2. Once you’ve marked out your size squares, cut them out. Pin two of them together along one edge, and stitch that edge together with your black thread. Get another fabric square, pin one of its to another one of the edges of one of the squares you just sewed, and stitch them together too. Make sure you continue to sew on the same side, so that we can flip the entire thing inside out later and have all the stitch marks hidden.
3. You should now have one fabric square with two other squares pinned to two of its edges. Stitch two more fabric squares to the remaining edges of that piece, and you’ll be left with one fabric square that has one square sewn onto each one of its edges.
4. Now we’re going to sew those outer pieces together. Continuing to keep all the stitch marks on the outside, pin together the edges of the side pieces with black thread, so that you’re left with a shape that resembles a box with no lid. Flip the box inside out so all the stitch marks are on the inside.
5. Before we add the final square to make the cube, we’re going to add the felt squares on first. I decided to make my design a completed Rubik’s cube because I honestly can’t imagine anything more infuriating than seeing an unfinished Rubik’s cube that you can’t complete, but that’s up to you!
The size of the felt squares will depend on how big your black fabric squares are. I measured mine from side to size, took off a couple of centimetres so that there’d be some gaps in between, then divided that number by 3, and that’s how big I made my felt squares.
I’d recommend cutting out your first nine squares in one colour and placing them onto one of the black fabric squares to ensure you’re happy with their size and placing. If you are, cut out nine squares for each colour of felt you have.

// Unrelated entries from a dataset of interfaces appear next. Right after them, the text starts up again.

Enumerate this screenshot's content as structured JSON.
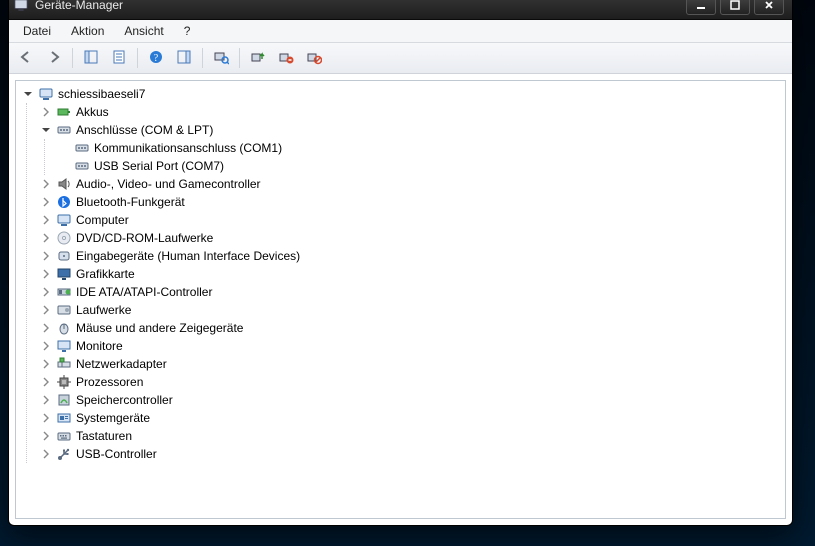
{
  "window": {
    "title": "Geräte-Manager"
  },
  "menu": {
    "file": "Datei",
    "action": "Aktion",
    "view": "Ansicht",
    "help": "?"
  },
  "tree": {
    "root": {
      "label": "schiessibaeseli7",
      "expanded": true,
      "icon": "computer",
      "children": [
        {
          "label": "Akkus",
          "icon": "battery",
          "expanded": false,
          "hasChildren": true
        },
        {
          "label": "Anschlüsse (COM & LPT)",
          "icon": "port",
          "expanded": true,
          "hasChildren": true,
          "children": [
            {
              "label": "Kommunikationsanschluss (COM1)",
              "icon": "port",
              "hasChildren": false
            },
            {
              "label": "USB Serial Port (COM7)",
              "icon": "port",
              "hasChildren": false
            }
          ]
        },
        {
          "label": "Audio-, Video- und Gamecontroller",
          "icon": "audio",
          "expanded": false,
          "hasChildren": true
        },
        {
          "label": "Bluetooth-Funkgerät",
          "icon": "bluetooth",
          "expanded": false,
          "hasChildren": true
        },
        {
          "label": "Computer",
          "icon": "computer",
          "expanded": false,
          "hasChildren": true
        },
        {
          "label": "DVD/CD-ROM-Laufwerke",
          "icon": "disc",
          "expanded": false,
          "hasChildren": true
        },
        {
          "label": "Eingabegeräte (Human Interface Devices)",
          "icon": "hid",
          "expanded": false,
          "hasChildren": true
        },
        {
          "label": "Grafikkarte",
          "icon": "display",
          "expanded": false,
          "hasChildren": true
        },
        {
          "label": "IDE ATA/ATAPI-Controller",
          "icon": "ide",
          "expanded": false,
          "hasChildren": true
        },
        {
          "label": "Laufwerke",
          "icon": "drive",
          "expanded": false,
          "hasChildren": true
        },
        {
          "label": "Mäuse und andere Zeigegeräte",
          "icon": "mouse",
          "expanded": false,
          "hasChildren": true
        },
        {
          "label": "Monitore",
          "icon": "monitor",
          "expanded": false,
          "hasChildren": true
        },
        {
          "label": "Netzwerkadapter",
          "icon": "network",
          "expanded": false,
          "hasChildren": true
        },
        {
          "label": "Prozessoren",
          "icon": "cpu",
          "expanded": false,
          "hasChildren": true
        },
        {
          "label": "Speichercontroller",
          "icon": "storage",
          "expanded": false,
          "hasChildren": true
        },
        {
          "label": "Systemgeräte",
          "icon": "system",
          "expanded": false,
          "hasChildren": true
        },
        {
          "label": "Tastaturen",
          "icon": "keyboard",
          "expanded": false,
          "hasChildren": true
        },
        {
          "label": "USB-Controller",
          "icon": "usb",
          "expanded": false,
          "hasChildren": true
        }
      ]
    }
  }
}
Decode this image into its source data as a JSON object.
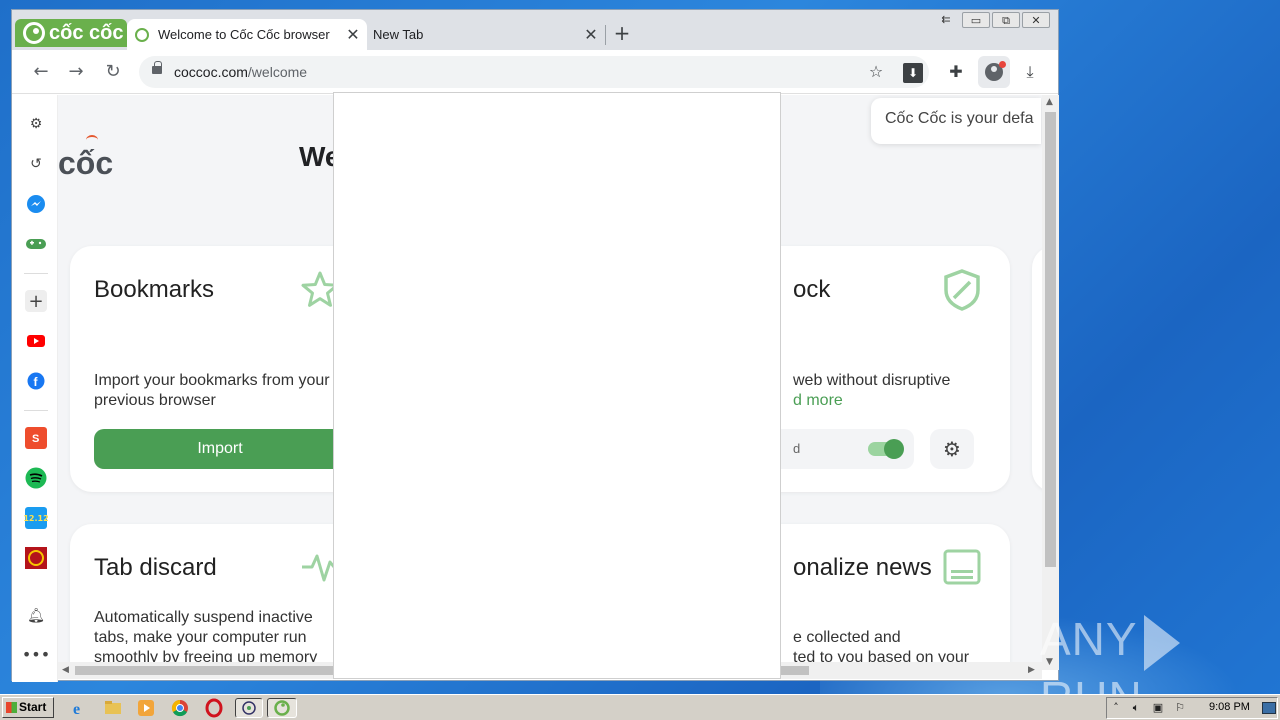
{
  "browser": {
    "logo_text": "cốc cốc",
    "tabs": [
      {
        "title": "Welcome to Cốc Cốc browser",
        "active": true
      },
      {
        "title": "New Tab",
        "active": false
      }
    ],
    "new_tab_label": "+",
    "address": {
      "host": "coccoc.com",
      "path": "/welcome"
    }
  },
  "page": {
    "brand_word": "cốc",
    "welcome_heading": "We",
    "notice_text": "Cốc Cốc is your defa",
    "cards": {
      "bookmarks": {
        "title": "Bookmarks",
        "description": "Import your bookmarks from your previous browser",
        "button_label": "Import"
      },
      "adblock": {
        "title_partial": "ock",
        "description_partial": "web without disruptive",
        "learn_more_partial": "d more",
        "toggle_label_partial": "d",
        "toggle_on": true
      },
      "tab_discard": {
        "title": "Tab discard",
        "description": "Automatically suspend inactive tabs, make your computer run smoothly by freeing up memory"
      },
      "news": {
        "title_partial": "onalize news",
        "description_partial_1": "e collected and",
        "description_partial_2": "ted to you based on your"
      }
    }
  },
  "sidebar": {
    "items": [
      "gear-icon",
      "history-icon",
      "messenger-icon",
      "game-icon",
      "add-icon",
      "youtube-icon",
      "facebook-icon",
      "shopee-icon",
      "spotify-icon",
      "tiki-icon",
      "vtv-icon",
      "bell-icon",
      "more-icon"
    ],
    "tiki_badge": "12.12"
  },
  "watermark": {
    "left": "ANY",
    "right": "RUN"
  },
  "taskbar": {
    "start_label": "Start",
    "clock": "9:08 PM"
  },
  "colors": {
    "brand_green": "#4a9e54",
    "logo_green": "#6ab04c"
  }
}
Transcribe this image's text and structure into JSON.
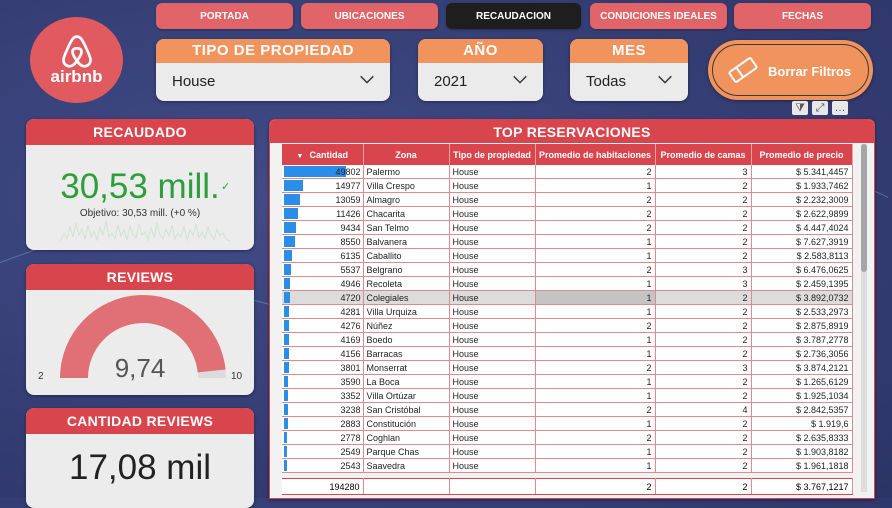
{
  "brand": {
    "logo_text": "airbnb",
    "color": "#e05a5f"
  },
  "nav": {
    "tabs": [
      "PORTADA",
      "UBICACIONES",
      "RECAUDACION",
      "CONDICIONES IDEALES",
      "FECHAS"
    ],
    "active": "RECAUDACION"
  },
  "filters": {
    "tipo": {
      "label": "TIPO DE PROPIEDAD",
      "value": "House"
    },
    "anio": {
      "label": "AÑO",
      "value": "2021"
    },
    "mes": {
      "label": "MES",
      "value": "Todas"
    },
    "clear_label": "Borrar Filtros"
  },
  "cards": {
    "recaudado": {
      "title": "RECAUDADO",
      "value": "30,53 mill.",
      "goal": "Objetivo: 30,53 mill. (+0 %)"
    },
    "reviews": {
      "title": "REVIEWS",
      "value": "9,74",
      "min": "2",
      "max": "10",
      "gauge_value": 9.74,
      "gauge_min": 2,
      "gauge_max": 10
    },
    "cantidad": {
      "title": "CANTIDAD REVIEWS",
      "value": "17,08 mil"
    }
  },
  "table": {
    "title": "TOP RESERVACIONES",
    "columns": [
      "Cantidad",
      "Zona",
      "Tipo de propiedad",
      "Promedio de habitaciones",
      "Promedio de camas",
      "Promedio de precio"
    ],
    "rows": [
      [
        "49802",
        "Palermo",
        "House",
        "2",
        "3",
        "$ 5.341,4457"
      ],
      [
        "14977",
        "Villa Crespo",
        "House",
        "1",
        "2",
        "$ 1.933,7462"
      ],
      [
        "13059",
        "Almagro",
        "House",
        "2",
        "2",
        "$ 2.232,3009"
      ],
      [
        "11426",
        "Chacarita",
        "House",
        "2",
        "2",
        "$ 2.622,9899"
      ],
      [
        "9434",
        "San Telmo",
        "House",
        "2",
        "2",
        "$ 4.447,4024"
      ],
      [
        "8550",
        "Balvanera",
        "House",
        "1",
        "2",
        "$ 7.627,3919"
      ],
      [
        "6135",
        "Caballito",
        "House",
        "1",
        "2",
        "$ 2.583,8113"
      ],
      [
        "5537",
        "Belgrano",
        "House",
        "2",
        "3",
        "$ 6.476,0625"
      ],
      [
        "4946",
        "Recoleta",
        "House",
        "1",
        "3",
        "$ 2.459,1395"
      ],
      [
        "4720",
        "Colegiales",
        "House",
        "1",
        "2",
        "$ 3.892,0732"
      ],
      [
        "4281",
        "Villa Urquiza",
        "House",
        "1",
        "2",
        "$ 2.533,2973"
      ],
      [
        "4276",
        "Núñez",
        "House",
        "2",
        "2",
        "$ 2.875,8919"
      ],
      [
        "4169",
        "Boedo",
        "House",
        "1",
        "2",
        "$ 3.787,2778"
      ],
      [
        "4156",
        "Barracas",
        "House",
        "1",
        "2",
        "$ 2.736,3056"
      ],
      [
        "3801",
        "Monserrat",
        "House",
        "2",
        "3",
        "$ 3.874,2121"
      ],
      [
        "3590",
        "La Boca",
        "House",
        "1",
        "2",
        "$ 1.265,6129"
      ],
      [
        "3352",
        "Villa Ortúzar",
        "House",
        "1",
        "2",
        "$ 1.925,1034"
      ],
      [
        "3238",
        "San Cristóbal",
        "House",
        "2",
        "4",
        "$ 2.842,5357"
      ],
      [
        "2883",
        "Constitución",
        "House",
        "1",
        "2",
        "$ 1.919,6"
      ],
      [
        "2778",
        "Coghlan",
        "House",
        "2",
        "2",
        "$ 2.635,8333"
      ],
      [
        "2549",
        "Parque Chas",
        "House",
        "1",
        "2",
        "$ 1.903,8182"
      ],
      [
        "2543",
        "Saavedra",
        "House",
        "1",
        "2",
        "$ 1.961,1818"
      ]
    ],
    "selected_row": 9,
    "bar_color": "#2a8de8",
    "totals": [
      "194280",
      "",
      "",
      "2",
      "2",
      "$ 3.767,1217"
    ]
  },
  "colors": {
    "header_red": "#d9454c",
    "filter_orange": "#f0935c",
    "kpi_green": "#2e9e3a",
    "nav_pink": "#e06468"
  }
}
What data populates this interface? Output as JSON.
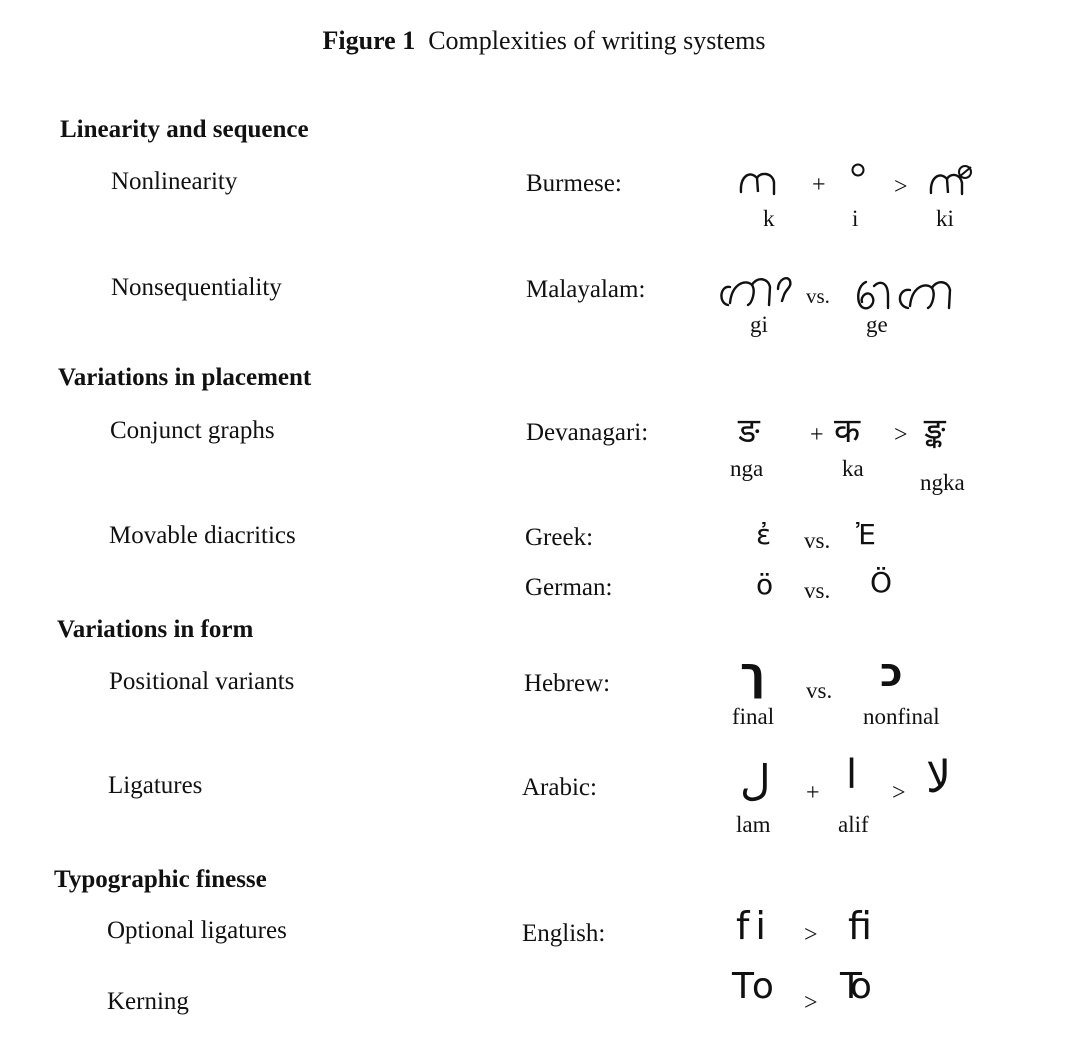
{
  "figure": {
    "number": "Figure 1",
    "title": "Complexities of writing systems"
  },
  "sections": [
    {
      "heading": "Linearity and sequence",
      "rows": [
        {
          "label": "Nonlinearity",
          "language": "Burmese:",
          "captions": [
            "k",
            "i",
            "ki"
          ]
        },
        {
          "label": "Nonsequentiality",
          "language": "Malayalam:",
          "captions": [
            "gi",
            "ge"
          ],
          "vs": "vs."
        }
      ]
    },
    {
      "heading": "Variations in placement",
      "rows": [
        {
          "label": "Conjunct graphs",
          "language": "Devanagari:",
          "glyphs": [
            "ङ",
            "क",
            "ङ्क"
          ],
          "captions": [
            "nga",
            "ka",
            "ngka"
          ]
        },
        {
          "label": "Movable diacritics",
          "language": "Greek:",
          "glyphs": [
            "ἐ",
            "Ἐ"
          ],
          "vs": "vs."
        },
        {
          "language": "German:",
          "glyphs": [
            "ö",
            "Ö"
          ],
          "vs": "vs."
        }
      ]
    },
    {
      "heading": "Variations in form",
      "rows": [
        {
          "label": "Positional variants",
          "language": "Hebrew:",
          "glyphs": [
            "ך",
            "כ"
          ],
          "captions": [
            "final",
            "nonfinal"
          ],
          "vs": "vs."
        },
        {
          "label": "Ligatures",
          "language": "Arabic:",
          "glyphs": [
            "ل",
            "ا",
            "لا"
          ],
          "captions": [
            "lam",
            "alif"
          ]
        }
      ]
    },
    {
      "heading": "Typographic finesse",
      "rows": [
        {
          "label": "Optional ligatures",
          "language": "English:",
          "glyphs": [
            "fi",
            "ﬁ"
          ]
        },
        {
          "label": "Kerning",
          "glyphs": [
            "To",
            "To"
          ]
        }
      ]
    }
  ],
  "symbols": {
    "plus": "+",
    "yields": ">"
  }
}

6. I assumed all Rubik’s cubes were the same, so I copied the placing of the colours directly from one of my Rubik’s cubes, before realising that I owned another one that was different, so it’s really up to you what order you place your colours. Pin nine of your felt squares onto one face of your fabric box-with-no-lid, then sew around the edge of each square with the same coloured thread as the felt.
Place your hand inside the fabric box and hold it up, to ensure that you don’t accidentally sew some of the other sides as well. Continue to sew all your felt squares to each face of your fabric box, then sew the remaining coloured felt to the fabric square that hasn’t been attached yet.
7. Now, flip your fabric box back the other way, so the felt is on the inside, and the stitches are on the outside. Pick up your last fabric square and place it onto the fabric box where the hole is, making sure that the coloured felt is faced inside with the rest of them. Pin the edges together, and then sew around them 90% of the way, leaving a small hole on one edge.
8. Very carefully poke the entire pillow through that small hole that you left open, then fill that hole with pillow stuffing until your creation somewhat resembles an actual Rubik’s cube. After that, sew up the hole and you’re done! You now have a huge Rubik’s cube pillow!
As much as I love my wonky, curvy Rubik’s cube pillow, I am considering measuring the size of it and cutting a piece of foam of that size to put inside of it, so it actually looks like a Rubik’s CUBE 😂 but this is more than fine for now!
Tell me: can any of you complete a Rubik’s cube? I definitely can’t! According to Daniel, there’s a specific way to do it, but I don’t understand that as you have to mess them up yourself, and wouldn’t everyone do that differently? Either way, I think they’re pretty neat and this looks really cool with the rest of our geeky office decor. I hope you like it too!
Until next time,